On a more serious note, while I can think of examples of right wing hypocrisy, I know of no examples where institutions far and wide have been forced to build entire infrastructures to enforce their hypocrisy on everyone else.
#1 and #2 are more troubling in one sense and yet they make my point for me. The Great Liberal Hypocrisy is characterized most acutely by its close cousin, The Great Liberal Blind Spot. I actually do not believe that liberals sit around in coffee houses saying to each other, “Hey, let’s pretend to embrace diversity while in fact being completely exclusive of huge swaths of people and thought.” It’s not nearly that contrived nor conniving. So, to my liberal friends who commented, publicly or privately, on my piece last week, I don’t think you’re deliberately hypocritical.
I debated long and hard about whether I should use the Stacey Dash example and whether I should post the incredibly inflammatory tweets in response to her decision. I knew full well when I did so that I was opening myself up to the “hey those are just the lefty wingnuts; they don’t speak for all of us” argument. But, I decided to set the trap so we could have the discussion about the blind spot.
And, that’s why I included my personal story about my experience as a lone conservative parent at a very liberal school and the hurtful derision I had to constantly endure from mainstream suburban liberals as a result of this. I did this to give my liberal commentariat an out. Surely they would see in that example that The Great Liberal Hypocrisy is NOT limited to the nose ring and body art crowd tweeting about Stacey Dash. Amazingly, it didn’t seem to bring much clarity at all. In fact, one of the public comments on my story suggests, incredibly, that not only are the Stacey Dash tweeters out on the fringe, but so were all of the 80 or so parents I interacted with at my kids’ school over a 15 year period. It’s just impossible that any “normal” liberal could think and act that way.

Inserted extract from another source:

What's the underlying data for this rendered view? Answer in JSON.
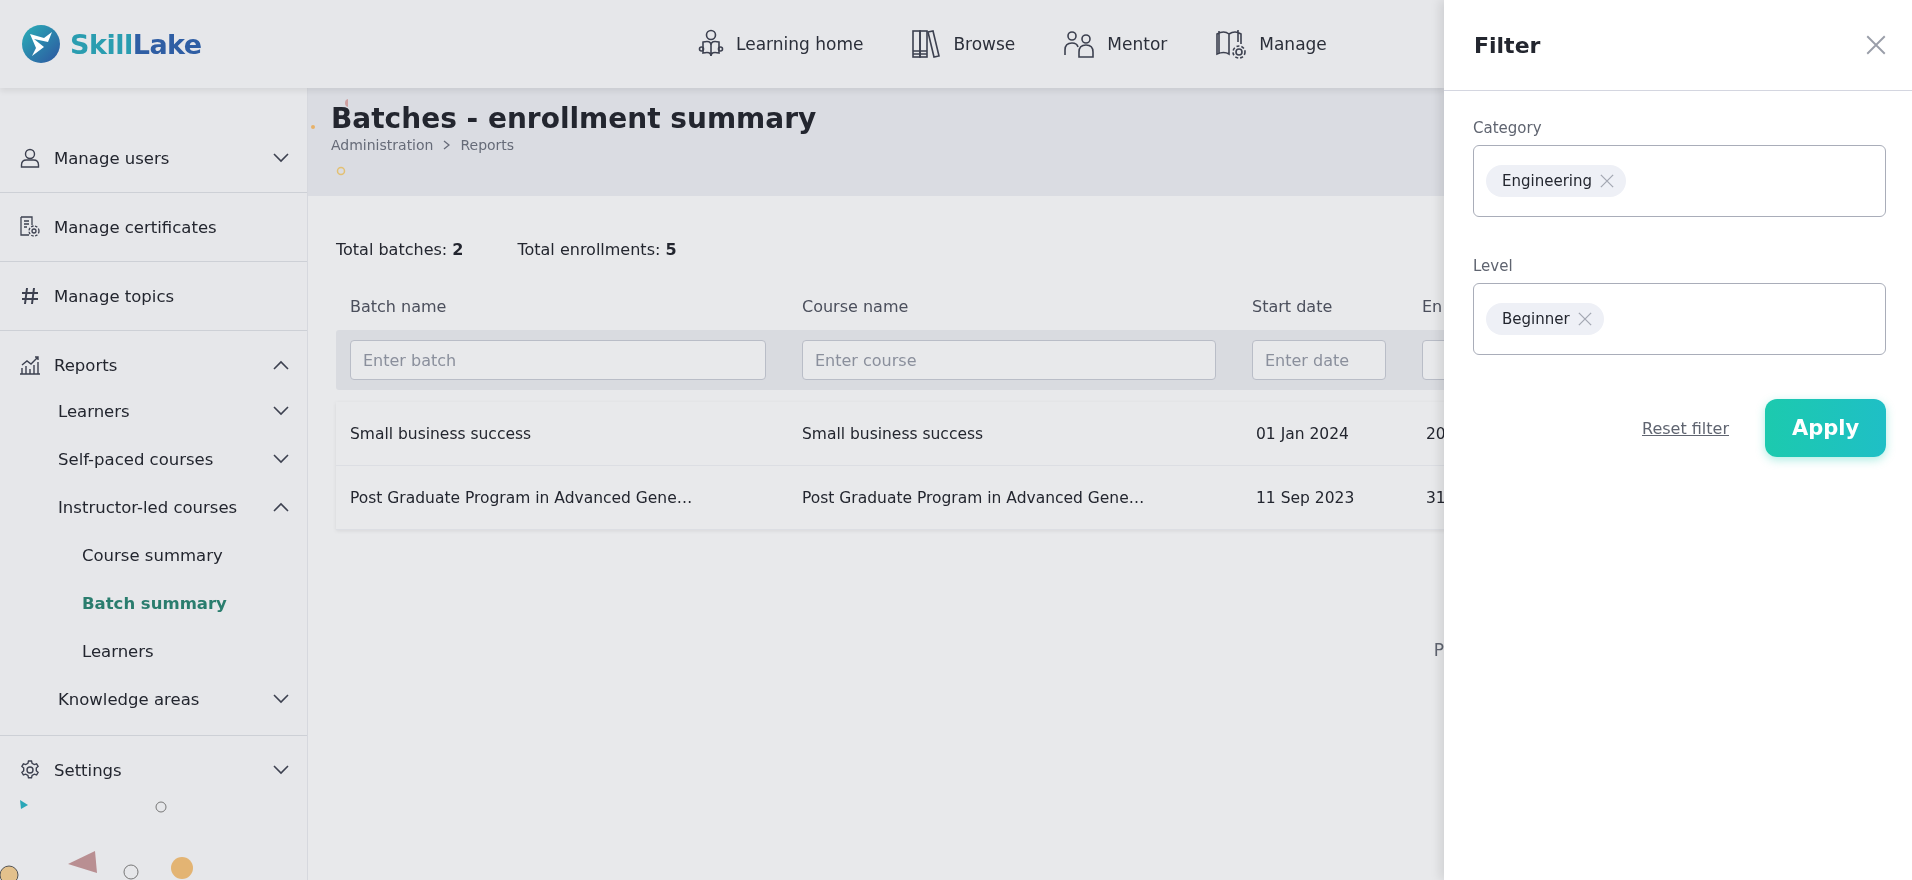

Thus, the blind spot. This is just how liberals think. Their beliefs are the right ones, we should all hold them, and anyone who doesn’t is racist, homophobic, stupid, or worse. Before I close, I do want to assuage my liberal fans with the notion that while hypocrisy is a tough word, and I recognize that, I don’t think this makes them bad people. I think they believe in their heart of hearts that their ideals are the best ones, to the exclusion of all others. And, thus, any notion of diversity or tolerance need only include all the diverse liberal values. And, that we should build a massive national infrastructure to make sure everyone else thinks like them and holds their values. It’s a blind spot, not an evil spot.
In closing, for those of you who are still not convinced (given my cogent writings, I imagine that to be a vanishingly small number of people), I offer you the following clip from the Jon Stewart Show. When Jon Stewart and I agree on something, there’s simply gotta be something to it!